How to complete this task:
Locate and copy each line in the data that contains the word "text".

Input data:
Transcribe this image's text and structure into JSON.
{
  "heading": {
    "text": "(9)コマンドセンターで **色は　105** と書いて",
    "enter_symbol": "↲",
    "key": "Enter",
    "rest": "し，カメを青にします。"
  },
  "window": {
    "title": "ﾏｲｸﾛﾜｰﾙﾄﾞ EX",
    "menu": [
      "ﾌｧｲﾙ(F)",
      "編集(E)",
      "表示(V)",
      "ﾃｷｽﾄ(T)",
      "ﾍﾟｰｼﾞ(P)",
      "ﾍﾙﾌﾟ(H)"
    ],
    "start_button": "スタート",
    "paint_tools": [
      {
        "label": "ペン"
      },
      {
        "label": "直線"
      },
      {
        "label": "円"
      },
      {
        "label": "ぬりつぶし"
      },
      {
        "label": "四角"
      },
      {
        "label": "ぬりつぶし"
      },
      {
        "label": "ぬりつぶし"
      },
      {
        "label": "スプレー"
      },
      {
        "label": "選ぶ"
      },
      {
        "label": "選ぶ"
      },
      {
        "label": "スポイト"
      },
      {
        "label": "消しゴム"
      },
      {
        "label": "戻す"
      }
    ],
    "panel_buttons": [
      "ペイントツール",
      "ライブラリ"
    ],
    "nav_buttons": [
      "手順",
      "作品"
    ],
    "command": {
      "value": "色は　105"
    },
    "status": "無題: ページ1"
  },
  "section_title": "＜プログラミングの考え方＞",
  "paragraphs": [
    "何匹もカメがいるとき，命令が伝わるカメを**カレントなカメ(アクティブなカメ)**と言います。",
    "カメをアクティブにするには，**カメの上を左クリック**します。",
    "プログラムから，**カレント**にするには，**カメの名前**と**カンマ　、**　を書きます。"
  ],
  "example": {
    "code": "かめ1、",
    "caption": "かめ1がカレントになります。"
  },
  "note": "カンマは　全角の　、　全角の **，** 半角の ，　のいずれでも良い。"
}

Result:
Transcribe this image's text and structure into JSON.
    "text": "(9)コマンドセンターで **色は　105** と書いて",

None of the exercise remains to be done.